Britain, and almost every other democratic country in the modern world, is a representative democracy. We have elections, vote in representatives, and give them the job of considering issues to the point of exhaustion while we get on with other things. It isn’t perfect, but it leaves room for negotiation beyond the vote itself, for back-tracking if new evidence emerges, and for being as sure as we reasonably can be before committing to major changes. There are many ways for citizens to exercise influence under this system, but it isn’t direct democracy; our representatives will sometimes make decisions that a majority of the electorate opposes.

This current crisis has emerged from a direct conflict between these two forms of democracy: one we’ve dabbled with precisely three times at UK level, and one we’ve developed over hundreds of years.
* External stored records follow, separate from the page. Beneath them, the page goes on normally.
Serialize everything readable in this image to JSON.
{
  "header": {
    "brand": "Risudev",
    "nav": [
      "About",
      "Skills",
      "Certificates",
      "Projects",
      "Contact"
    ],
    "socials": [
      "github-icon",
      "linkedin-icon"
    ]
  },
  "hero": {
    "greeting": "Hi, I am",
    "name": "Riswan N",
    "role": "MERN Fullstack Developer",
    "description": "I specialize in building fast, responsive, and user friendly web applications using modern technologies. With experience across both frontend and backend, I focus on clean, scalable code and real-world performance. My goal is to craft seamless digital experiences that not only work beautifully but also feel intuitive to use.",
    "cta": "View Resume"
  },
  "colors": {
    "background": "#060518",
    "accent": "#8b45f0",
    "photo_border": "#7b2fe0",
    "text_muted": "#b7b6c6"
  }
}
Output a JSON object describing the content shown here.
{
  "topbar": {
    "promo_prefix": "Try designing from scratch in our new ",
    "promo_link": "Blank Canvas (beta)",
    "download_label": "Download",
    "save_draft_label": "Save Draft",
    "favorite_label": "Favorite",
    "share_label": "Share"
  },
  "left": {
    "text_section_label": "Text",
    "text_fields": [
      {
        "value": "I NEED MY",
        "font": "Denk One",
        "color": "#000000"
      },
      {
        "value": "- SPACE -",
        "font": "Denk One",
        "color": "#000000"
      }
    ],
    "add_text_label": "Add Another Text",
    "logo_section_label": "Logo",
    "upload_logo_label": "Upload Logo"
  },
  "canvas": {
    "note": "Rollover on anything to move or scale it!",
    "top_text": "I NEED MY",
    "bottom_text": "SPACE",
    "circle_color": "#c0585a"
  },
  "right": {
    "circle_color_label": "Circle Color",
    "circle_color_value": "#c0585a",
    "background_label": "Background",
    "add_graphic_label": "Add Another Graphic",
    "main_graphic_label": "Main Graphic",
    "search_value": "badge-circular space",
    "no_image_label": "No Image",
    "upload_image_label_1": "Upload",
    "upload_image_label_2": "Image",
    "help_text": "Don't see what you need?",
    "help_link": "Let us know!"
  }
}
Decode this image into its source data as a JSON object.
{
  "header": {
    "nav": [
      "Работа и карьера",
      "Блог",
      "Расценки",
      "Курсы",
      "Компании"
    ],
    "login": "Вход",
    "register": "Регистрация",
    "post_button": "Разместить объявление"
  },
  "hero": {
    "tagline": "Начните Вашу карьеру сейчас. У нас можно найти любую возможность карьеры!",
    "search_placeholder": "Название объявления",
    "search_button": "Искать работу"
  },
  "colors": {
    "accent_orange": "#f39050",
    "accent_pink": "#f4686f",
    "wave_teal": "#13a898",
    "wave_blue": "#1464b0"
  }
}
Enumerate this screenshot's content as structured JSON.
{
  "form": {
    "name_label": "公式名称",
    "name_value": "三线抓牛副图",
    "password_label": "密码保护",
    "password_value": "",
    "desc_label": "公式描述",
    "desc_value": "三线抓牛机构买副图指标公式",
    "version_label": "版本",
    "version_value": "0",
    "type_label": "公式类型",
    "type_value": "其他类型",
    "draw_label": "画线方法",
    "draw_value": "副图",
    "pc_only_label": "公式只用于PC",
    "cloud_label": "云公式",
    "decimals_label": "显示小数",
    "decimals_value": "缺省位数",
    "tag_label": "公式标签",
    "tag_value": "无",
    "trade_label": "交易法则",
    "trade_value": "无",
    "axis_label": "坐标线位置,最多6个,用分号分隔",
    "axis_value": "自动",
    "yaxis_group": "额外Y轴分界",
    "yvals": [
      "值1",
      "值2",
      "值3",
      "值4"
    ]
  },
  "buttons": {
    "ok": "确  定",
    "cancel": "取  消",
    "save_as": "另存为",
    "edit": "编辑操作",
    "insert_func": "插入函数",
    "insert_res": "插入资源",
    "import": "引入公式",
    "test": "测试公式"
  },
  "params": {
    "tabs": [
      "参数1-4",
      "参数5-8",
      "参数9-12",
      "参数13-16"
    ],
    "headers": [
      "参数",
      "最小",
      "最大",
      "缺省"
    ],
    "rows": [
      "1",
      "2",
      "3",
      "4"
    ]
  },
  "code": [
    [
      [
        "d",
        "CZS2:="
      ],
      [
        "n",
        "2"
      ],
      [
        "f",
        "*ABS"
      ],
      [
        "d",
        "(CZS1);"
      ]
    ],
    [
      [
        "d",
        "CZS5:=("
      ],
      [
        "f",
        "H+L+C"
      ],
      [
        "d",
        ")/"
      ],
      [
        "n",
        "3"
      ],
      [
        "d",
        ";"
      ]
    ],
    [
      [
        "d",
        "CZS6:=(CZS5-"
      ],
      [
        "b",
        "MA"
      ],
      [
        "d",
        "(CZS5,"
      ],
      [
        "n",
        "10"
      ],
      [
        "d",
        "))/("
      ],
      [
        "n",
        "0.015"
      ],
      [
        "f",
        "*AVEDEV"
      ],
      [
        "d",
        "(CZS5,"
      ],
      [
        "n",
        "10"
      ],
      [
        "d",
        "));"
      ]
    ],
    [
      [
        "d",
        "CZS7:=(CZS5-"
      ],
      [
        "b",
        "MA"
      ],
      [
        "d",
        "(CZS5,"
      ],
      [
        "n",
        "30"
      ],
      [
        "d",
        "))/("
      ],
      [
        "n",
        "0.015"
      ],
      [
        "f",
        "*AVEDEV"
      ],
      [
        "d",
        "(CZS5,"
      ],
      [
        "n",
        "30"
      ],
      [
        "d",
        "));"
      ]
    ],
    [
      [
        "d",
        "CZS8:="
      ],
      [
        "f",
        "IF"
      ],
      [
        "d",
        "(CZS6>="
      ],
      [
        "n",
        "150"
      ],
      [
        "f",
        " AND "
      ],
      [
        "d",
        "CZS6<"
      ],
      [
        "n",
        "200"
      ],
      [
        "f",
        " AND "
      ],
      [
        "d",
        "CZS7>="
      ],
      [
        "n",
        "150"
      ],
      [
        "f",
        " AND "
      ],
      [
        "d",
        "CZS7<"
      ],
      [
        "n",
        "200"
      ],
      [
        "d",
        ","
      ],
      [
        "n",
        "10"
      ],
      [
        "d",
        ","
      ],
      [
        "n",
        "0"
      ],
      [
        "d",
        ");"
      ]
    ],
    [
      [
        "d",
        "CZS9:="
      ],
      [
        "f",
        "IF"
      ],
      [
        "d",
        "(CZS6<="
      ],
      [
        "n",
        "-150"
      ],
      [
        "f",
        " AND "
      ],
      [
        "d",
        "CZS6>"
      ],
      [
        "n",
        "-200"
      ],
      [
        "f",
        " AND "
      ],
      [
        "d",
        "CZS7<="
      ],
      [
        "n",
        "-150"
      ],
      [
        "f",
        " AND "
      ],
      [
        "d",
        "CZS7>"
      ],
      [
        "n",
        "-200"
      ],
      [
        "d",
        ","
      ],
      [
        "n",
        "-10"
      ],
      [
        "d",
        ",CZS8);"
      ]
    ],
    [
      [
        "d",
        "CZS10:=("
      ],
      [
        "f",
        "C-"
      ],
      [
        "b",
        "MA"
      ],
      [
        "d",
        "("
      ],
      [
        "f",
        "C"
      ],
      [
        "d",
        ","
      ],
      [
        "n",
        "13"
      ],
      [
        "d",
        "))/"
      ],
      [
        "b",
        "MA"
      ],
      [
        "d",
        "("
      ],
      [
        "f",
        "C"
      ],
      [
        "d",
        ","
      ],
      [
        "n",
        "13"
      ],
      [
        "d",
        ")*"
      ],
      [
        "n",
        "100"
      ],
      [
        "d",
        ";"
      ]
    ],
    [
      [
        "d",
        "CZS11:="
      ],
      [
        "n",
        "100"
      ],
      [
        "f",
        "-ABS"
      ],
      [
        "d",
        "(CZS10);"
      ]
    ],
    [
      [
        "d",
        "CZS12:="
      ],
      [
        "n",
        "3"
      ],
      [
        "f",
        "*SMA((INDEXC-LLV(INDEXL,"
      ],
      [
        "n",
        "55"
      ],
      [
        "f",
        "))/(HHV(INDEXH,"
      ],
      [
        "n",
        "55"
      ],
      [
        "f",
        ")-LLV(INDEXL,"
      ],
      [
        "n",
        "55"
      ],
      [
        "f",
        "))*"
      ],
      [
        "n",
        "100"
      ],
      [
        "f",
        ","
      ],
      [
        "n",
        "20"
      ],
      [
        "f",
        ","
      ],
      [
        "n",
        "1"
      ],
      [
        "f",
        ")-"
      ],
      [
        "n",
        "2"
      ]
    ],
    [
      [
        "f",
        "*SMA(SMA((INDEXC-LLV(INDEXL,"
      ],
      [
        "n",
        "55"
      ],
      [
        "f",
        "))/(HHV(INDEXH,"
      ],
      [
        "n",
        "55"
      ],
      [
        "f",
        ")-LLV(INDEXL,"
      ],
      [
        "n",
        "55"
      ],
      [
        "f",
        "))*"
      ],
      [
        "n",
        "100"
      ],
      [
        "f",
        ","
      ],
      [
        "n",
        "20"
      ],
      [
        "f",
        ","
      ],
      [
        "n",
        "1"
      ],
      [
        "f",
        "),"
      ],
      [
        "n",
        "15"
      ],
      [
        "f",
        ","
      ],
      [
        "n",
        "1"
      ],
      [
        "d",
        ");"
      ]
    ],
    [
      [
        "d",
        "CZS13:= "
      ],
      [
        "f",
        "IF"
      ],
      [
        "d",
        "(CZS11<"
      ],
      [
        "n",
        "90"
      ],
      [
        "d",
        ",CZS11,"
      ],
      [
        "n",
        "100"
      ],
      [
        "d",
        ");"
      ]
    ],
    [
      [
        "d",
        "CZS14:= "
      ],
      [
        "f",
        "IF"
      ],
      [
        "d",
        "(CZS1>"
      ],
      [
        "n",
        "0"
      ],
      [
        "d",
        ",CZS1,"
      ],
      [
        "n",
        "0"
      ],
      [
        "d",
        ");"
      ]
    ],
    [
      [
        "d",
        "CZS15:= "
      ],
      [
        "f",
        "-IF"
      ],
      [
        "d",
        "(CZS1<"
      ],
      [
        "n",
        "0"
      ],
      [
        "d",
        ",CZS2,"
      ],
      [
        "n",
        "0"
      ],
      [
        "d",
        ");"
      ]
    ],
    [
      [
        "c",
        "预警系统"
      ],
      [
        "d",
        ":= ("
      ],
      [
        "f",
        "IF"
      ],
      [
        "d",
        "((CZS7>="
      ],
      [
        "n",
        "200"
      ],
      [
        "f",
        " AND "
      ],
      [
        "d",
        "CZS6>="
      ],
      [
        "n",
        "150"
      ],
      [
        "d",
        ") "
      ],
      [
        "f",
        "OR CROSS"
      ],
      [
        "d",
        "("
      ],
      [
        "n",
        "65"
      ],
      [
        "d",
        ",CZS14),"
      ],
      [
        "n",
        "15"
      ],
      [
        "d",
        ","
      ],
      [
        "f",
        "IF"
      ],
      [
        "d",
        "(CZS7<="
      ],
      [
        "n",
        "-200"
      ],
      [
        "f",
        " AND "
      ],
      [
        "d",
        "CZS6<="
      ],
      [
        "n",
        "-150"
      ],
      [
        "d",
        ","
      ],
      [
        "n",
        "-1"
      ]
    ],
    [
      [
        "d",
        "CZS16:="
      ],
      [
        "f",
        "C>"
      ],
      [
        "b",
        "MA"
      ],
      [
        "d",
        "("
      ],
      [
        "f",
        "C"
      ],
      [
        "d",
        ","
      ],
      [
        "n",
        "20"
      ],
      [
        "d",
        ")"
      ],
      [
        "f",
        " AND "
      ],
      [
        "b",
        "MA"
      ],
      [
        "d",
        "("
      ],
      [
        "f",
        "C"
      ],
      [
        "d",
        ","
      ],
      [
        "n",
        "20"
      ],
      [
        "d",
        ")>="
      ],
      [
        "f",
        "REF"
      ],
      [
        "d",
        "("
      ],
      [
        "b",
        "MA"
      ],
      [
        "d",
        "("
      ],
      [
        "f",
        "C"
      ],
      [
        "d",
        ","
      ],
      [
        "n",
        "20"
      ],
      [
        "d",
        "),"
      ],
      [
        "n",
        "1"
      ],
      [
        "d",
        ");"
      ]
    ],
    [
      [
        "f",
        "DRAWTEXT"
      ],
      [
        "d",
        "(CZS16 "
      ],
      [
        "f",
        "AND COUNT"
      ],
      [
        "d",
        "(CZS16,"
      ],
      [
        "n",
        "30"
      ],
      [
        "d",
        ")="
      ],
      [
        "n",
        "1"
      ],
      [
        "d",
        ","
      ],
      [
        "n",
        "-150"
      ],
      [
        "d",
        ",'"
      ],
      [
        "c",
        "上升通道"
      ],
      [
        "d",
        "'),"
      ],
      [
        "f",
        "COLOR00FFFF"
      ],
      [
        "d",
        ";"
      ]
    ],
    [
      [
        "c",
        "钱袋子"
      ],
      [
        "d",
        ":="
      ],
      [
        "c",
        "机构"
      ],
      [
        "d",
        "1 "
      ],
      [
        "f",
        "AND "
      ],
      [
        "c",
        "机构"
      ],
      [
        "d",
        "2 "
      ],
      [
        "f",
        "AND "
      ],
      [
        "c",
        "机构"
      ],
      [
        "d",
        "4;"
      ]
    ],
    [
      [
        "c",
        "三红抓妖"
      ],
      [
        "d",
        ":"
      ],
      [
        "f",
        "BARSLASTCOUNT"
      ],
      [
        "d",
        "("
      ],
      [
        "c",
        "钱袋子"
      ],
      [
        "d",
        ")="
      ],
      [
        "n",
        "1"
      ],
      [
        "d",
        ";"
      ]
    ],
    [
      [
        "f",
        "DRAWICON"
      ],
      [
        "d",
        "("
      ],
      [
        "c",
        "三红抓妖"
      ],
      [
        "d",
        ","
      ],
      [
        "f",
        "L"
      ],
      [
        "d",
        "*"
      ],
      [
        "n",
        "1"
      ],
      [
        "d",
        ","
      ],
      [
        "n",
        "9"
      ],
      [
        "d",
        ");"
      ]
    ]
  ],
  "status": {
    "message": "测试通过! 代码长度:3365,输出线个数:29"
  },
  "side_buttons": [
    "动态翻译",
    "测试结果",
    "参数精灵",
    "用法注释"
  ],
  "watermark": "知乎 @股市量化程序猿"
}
When someone accuses people like me of being an “enemy of democracy” for wanting to know whether and how Parliament can overturn this result, I could just as easily accuse them of being an enemy of British democracy, because referenda just aren’t British. Who are the conservatives now?

There’s no doubt that representative democracy in large modern countries has problems: MPs are far too removed from their constituents, and most individuals have far too little opportunity to be heard. A referendum is a tempting shortcut to determining the “will of the people” in that environment, but we’ve seen where temptation can lead us. One of the most interesting pieces I’ve read this week proposed an entirely different approach: using a system of sortition akin to selecting a jury for a trial.

With sortition, you do not ask everyone to vote on an issue few people really understand, but you draft a random sample of the population and make sure they come to the grips with the subject matter in order to take a sensible decision. A cross-section of society that is informed can act more coherently than an entire society that is uninformed.

Even if such a system is unlikely to make much headway here, we can at least respond confidently when someone tells us that we need to “respect the results of the election”, as I’ve seen in newspaper comments this week. It wasn’t an election, and that’s the problem.

1 July 2016 · Politics

An intensely frustrating thought: Michael Gove is Scottish by birth and upbringing, which under the 2014 independence plan (and presumably the next one) would entitle him to Scottish citizenship. Which means that if Scotland becomes independent and stays in the EU, Gove gets to keep his EU citizenship whatever happens to the rest of the UK.

Added by Rory on 1 July 2016.